In children, rectal prolapse usually gets better without any treatment. Your GP will give you advice on how to get your child into a regular bowel routine. Ensure your child has plenty of fruit and vegetables in their diet, as well as foods that contain fibre. Also ensure your child drinks enough water. Your GP will also advise you on how to push your child's rectum back into their anus when it prolapses.
Occasionally, your doctor may recommend your child has an injection of a substance called a sclerosant to help destroy the prolapsed tissue or surgery. However, this is only considered if other treatments have not been successful. It will also depend on how old your child is and how serious their condition is.
The only way to effectively treat a full-thickness rectal prolapse is to have surgery.
There are different types of surgery, but each type falls into two broad categories. This depends on where your surgeon will make the cut to operate on you. Your surgeon will either make a cut in your abdomen (one cut or a number of smaller cuts), or around the prolapse itself. If around the prolapse, it's known as perineal surgery.
Your surgeon will advise you on the best type of operation for you. It's important to remember that the rectal prolapse may come back after you have surgery by either method. The likelihood of a successful operation will depend on the type of surgery you have and your individual circumstances. Ask your surgeon for more information.
Reviewed by Rachael Mayfield-Blake, Bupa Health Information Team, October 2013.
For answers to frequently asked questions on this topic, see FAQs.
For sources and links to further information, see Resources.
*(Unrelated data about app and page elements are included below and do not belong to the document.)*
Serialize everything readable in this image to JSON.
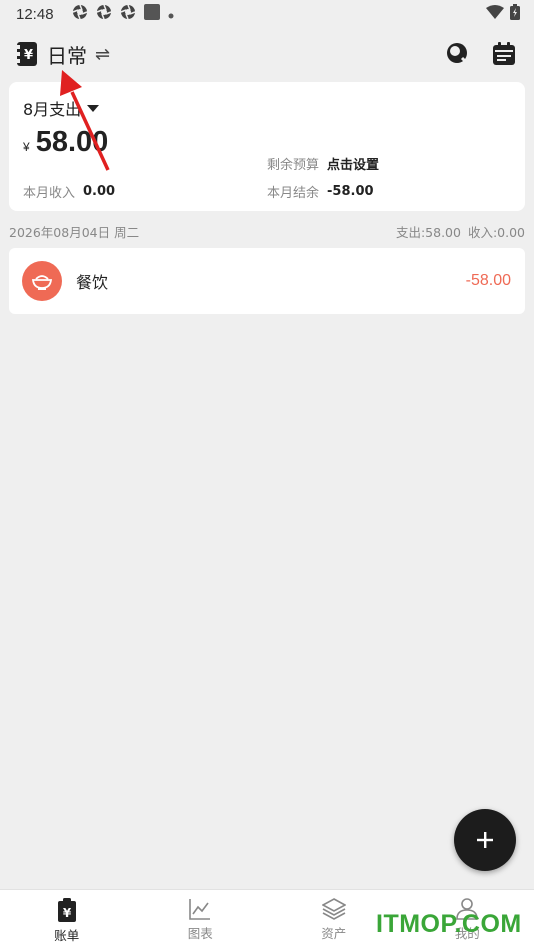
{
  "status_bar": {
    "time": "12:48"
  },
  "header": {
    "book_name": "日常"
  },
  "summary": {
    "month_label": "8月支出",
    "currency": "¥",
    "expense": "58.00",
    "budget_label": "剩余预算",
    "budget_value": "点击设置",
    "income_label": "本月收入",
    "income_value": "0.00",
    "balance_label": "本月结余",
    "balance_value": "-58.00"
  },
  "day_group": {
    "date": "2026年08月04日 周二",
    "expense": "支出:58.00",
    "income": "收入:0.00"
  },
  "records": [
    {
      "category": "餐饮",
      "amount": "-58.00"
    }
  ],
  "bottom_nav": [
    {
      "label": "账单"
    },
    {
      "label": "图表"
    },
    {
      "label": "资产"
    },
    {
      "label": "我的"
    }
  ],
  "watermark": "ITMOP.COM",
  "colors": {
    "accent_red": "#ef6a55",
    "fab": "#1c1c1c",
    "watermark": "#3aa638"
  }
}
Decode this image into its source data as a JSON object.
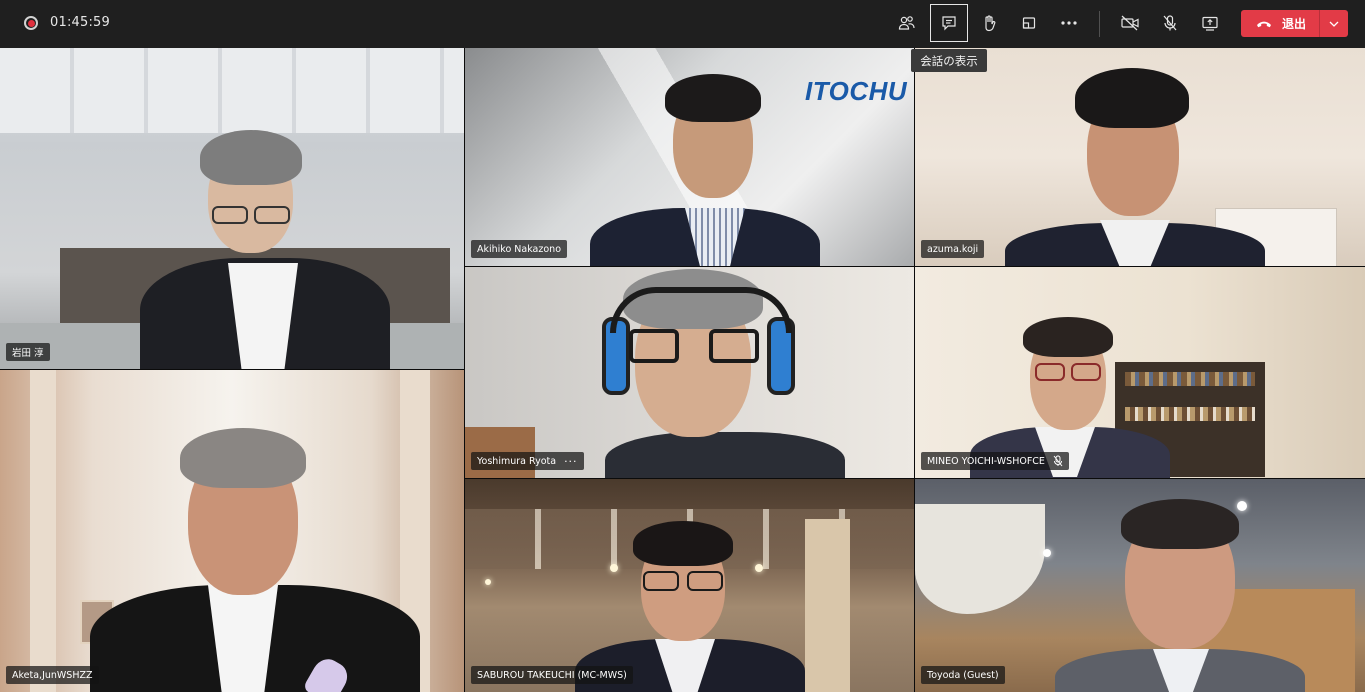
{
  "topbar": {
    "timer": "01:45:59",
    "tooltip": "会話の表示",
    "leave_label": "退出",
    "icons": [
      "participants-icon",
      "chat-icon",
      "raise-hand-icon",
      "share-tray-icon",
      "more-options-icon",
      "camera-off-icon",
      "mic-off-icon",
      "share-screen-icon",
      "hang-up-icon",
      "chevron-down-icon"
    ],
    "colors": {
      "bar": "#1f1f1f",
      "leave": "#e23b47",
      "record": "#e0303e"
    }
  },
  "logo_text": "ITOCHU",
  "participants": [
    {
      "name": "岩田 淳"
    },
    {
      "name": "Akihiko Nakazono"
    },
    {
      "name": "azuma.koji"
    },
    {
      "name": "Yoshimura Ryota",
      "extra": "···"
    },
    {
      "name": "MINEO YOICHI-WSHOFCE"
    },
    {
      "name": "Aketa,JunWSHZZ"
    },
    {
      "name": "SABUROU TAKEUCHI (MC-MWS)"
    },
    {
      "name": "Toyoda (Guest)"
    }
  ]
}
This information was published by Bupa's Health Information Team and is based on reputable sources of medical evidence. It has been reviewed by appropriate medical or clinical professionals. Photos are only for illustrative purposes and do not reflect every presentation of a condition. The content is intended only for general information and does not replace the need for personal advice from a qualified health professional. For more details on how we produce our content and its sources, visit the about our health information page.